Data supplied section start
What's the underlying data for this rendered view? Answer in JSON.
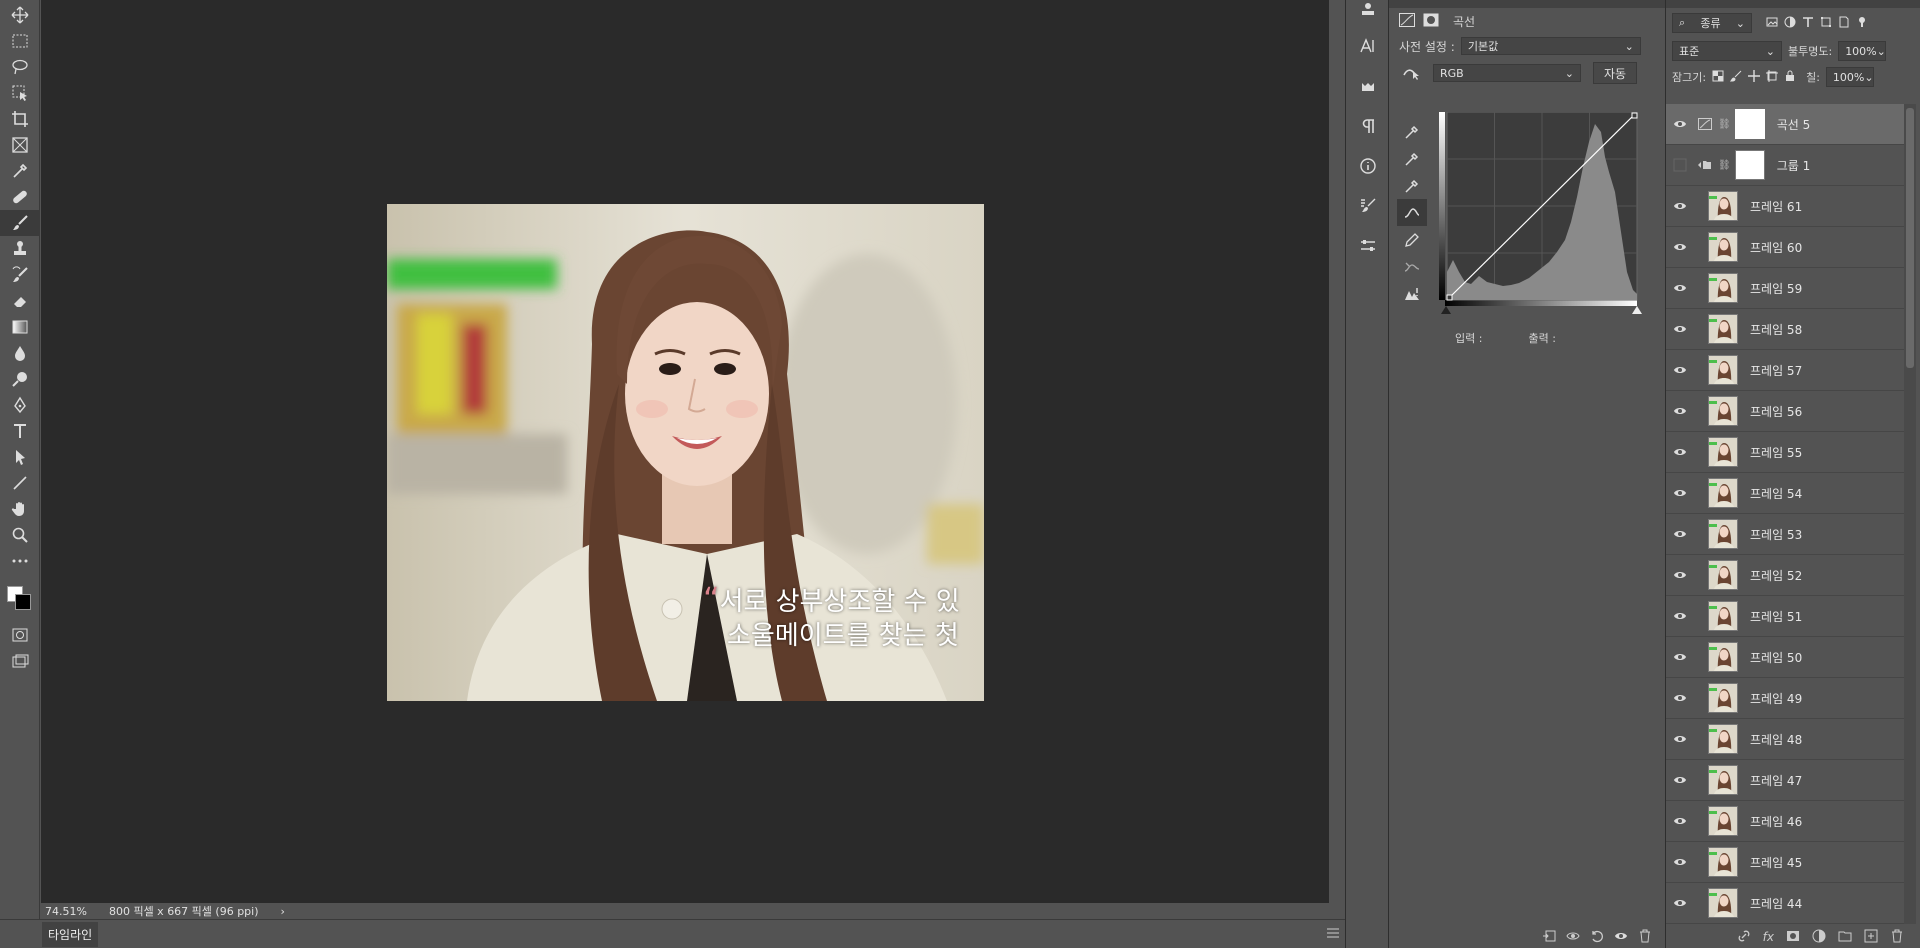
{
  "tools": [
    "move",
    "marquee",
    "lasso",
    "object-select",
    "crop",
    "frame",
    "eyedropper",
    "healing",
    "brush",
    "stamp",
    "history-brush",
    "eraser",
    "gradient",
    "blur",
    "dodge",
    "pen",
    "type",
    "path-select",
    "line",
    "hand",
    "zoom",
    "more"
  ],
  "status": {
    "zoom": "74.51%",
    "doc_info": "800 픽셀 x 667 픽셀 (96 ppi)",
    "arrow": "›"
  },
  "timeline": {
    "label": "타임라인"
  },
  "canvas_caption": {
    "quote": "“",
    "line1": "서로 상부상조할 수 있",
    "line2": "소울메이트를 찾는 첫"
  },
  "properties": {
    "title": "곡선",
    "preset_label": "사전 설정 :",
    "preset_value": "기본값",
    "channel_value": "RGB",
    "auto_button": "자동",
    "input_label": "입력 :",
    "output_label": "출력 :"
  },
  "layers_panel": {
    "filter_label": "종류",
    "blend_mode": "표준",
    "opacity_label": "불투명도:",
    "opacity_value": "100%",
    "lock_label": "잠그기:",
    "fill_label": "칠:",
    "fill_value": "100%",
    "items": [
      {
        "name": "곡선 5",
        "kind": "adjustment",
        "visible": true,
        "selected": true
      },
      {
        "name": "그룹 1",
        "kind": "group",
        "visible": false,
        "selected": false
      },
      {
        "name": "프레임 61",
        "kind": "frame",
        "visible": true
      },
      {
        "name": "프레임 60",
        "kind": "frame",
        "visible": true
      },
      {
        "name": "프레임 59",
        "kind": "frame",
        "visible": true
      },
      {
        "name": "프레임 58",
        "kind": "frame",
        "visible": true
      },
      {
        "name": "프레임 57",
        "kind": "frame",
        "visible": true
      },
      {
        "name": "프레임 56",
        "kind": "frame",
        "visible": true
      },
      {
        "name": "프레임 55",
        "kind": "frame",
        "visible": true
      },
      {
        "name": "프레임 54",
        "kind": "frame",
        "visible": true
      },
      {
        "name": "프레임 53",
        "kind": "frame",
        "visible": true
      },
      {
        "name": "프레임 52",
        "kind": "frame",
        "visible": true
      },
      {
        "name": "프레임 51",
        "kind": "frame",
        "visible": true
      },
      {
        "name": "프레임 50",
        "kind": "frame",
        "visible": true
      },
      {
        "name": "프레임 49",
        "kind": "frame",
        "visible": true
      },
      {
        "name": "프레임 48",
        "kind": "frame",
        "visible": true
      },
      {
        "name": "프레임 47",
        "kind": "frame",
        "visible": true
      },
      {
        "name": "프레임 46",
        "kind": "frame",
        "visible": true
      },
      {
        "name": "프레임 45",
        "kind": "frame",
        "visible": true
      },
      {
        "name": "프레임 44",
        "kind": "frame",
        "visible": true
      }
    ]
  }
}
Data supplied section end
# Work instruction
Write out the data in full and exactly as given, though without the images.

# Problem solution
What's the underlying data for this rendered view? Answer in JSON.
{
  "tools": [
    "move",
    "marquee",
    "lasso",
    "object-select",
    "crop",
    "frame",
    "eyedropper",
    "healing",
    "brush",
    "stamp",
    "history-brush",
    "eraser",
    "gradient",
    "blur",
    "dodge",
    "pen",
    "type",
    "path-select",
    "line",
    "hand",
    "zoom",
    "more"
  ],
  "status": {
    "zoom": "74.51%",
    "doc_info": "800 픽셀 x 667 픽셀 (96 ppi)",
    "arrow": "›"
  },
  "timeline": {
    "label": "타임라인"
  },
  "canvas_caption": {
    "quote": "“",
    "line1": "서로 상부상조할 수 있",
    "line2": "소울메이트를 찾는 첫"
  },
  "properties": {
    "title": "곡선",
    "preset_label": "사전 설정 :",
    "preset_value": "기본값",
    "channel_value": "RGB",
    "auto_button": "자동",
    "input_label": "입력 :",
    "output_label": "출력 :"
  },
  "layers_panel": {
    "filter_label": "종류",
    "blend_mode": "표준",
    "opacity_label": "불투명도:",
    "opacity_value": "100%",
    "lock_label": "잠그기:",
    "fill_label": "칠:",
    "fill_value": "100%",
    "items": [
      {
        "name": "곡선 5",
        "kind": "adjustment",
        "visible": true,
        "selected": true
      },
      {
        "name": "그룹 1",
        "kind": "group",
        "visible": false,
        "selected": false
      },
      {
        "name": "프레임 61",
        "kind": "frame",
        "visible": true
      },
      {
        "name": "프레임 60",
        "kind": "frame",
        "visible": true
      },
      {
        "name": "프레임 59",
        "kind": "frame",
        "visible": true
      },
      {
        "name": "프레임 58",
        "kind": "frame",
        "visible": true
      },
      {
        "name": "프레임 57",
        "kind": "frame",
        "visible": true
      },
      {
        "name": "프레임 56",
        "kind": "frame",
        "visible": true
      },
      {
        "name": "프레임 55",
        "kind": "frame",
        "visible": true
      },
      {
        "name": "프레임 54",
        "kind": "frame",
        "visible": true
      },
      {
        "name": "프레임 53",
        "kind": "frame",
        "visible": true
      },
      {
        "name": "프레임 52",
        "kind": "frame",
        "visible": true
      },
      {
        "name": "프레임 51",
        "kind": "frame",
        "visible": true
      },
      {
        "name": "프레임 50",
        "kind": "frame",
        "visible": true
      },
      {
        "name": "프레임 49",
        "kind": "frame",
        "visible": true
      },
      {
        "name": "프레임 48",
        "kind": "frame",
        "visible": true
      },
      {
        "name": "프레임 47",
        "kind": "frame",
        "visible": true
      },
      {
        "name": "프레임 46",
        "kind": "frame",
        "visible": true
      },
      {
        "name": "프레임 45",
        "kind": "frame",
        "visible": true
      },
      {
        "name": "프레임 44",
        "kind": "frame",
        "visible": true
      }
    ]
  }
}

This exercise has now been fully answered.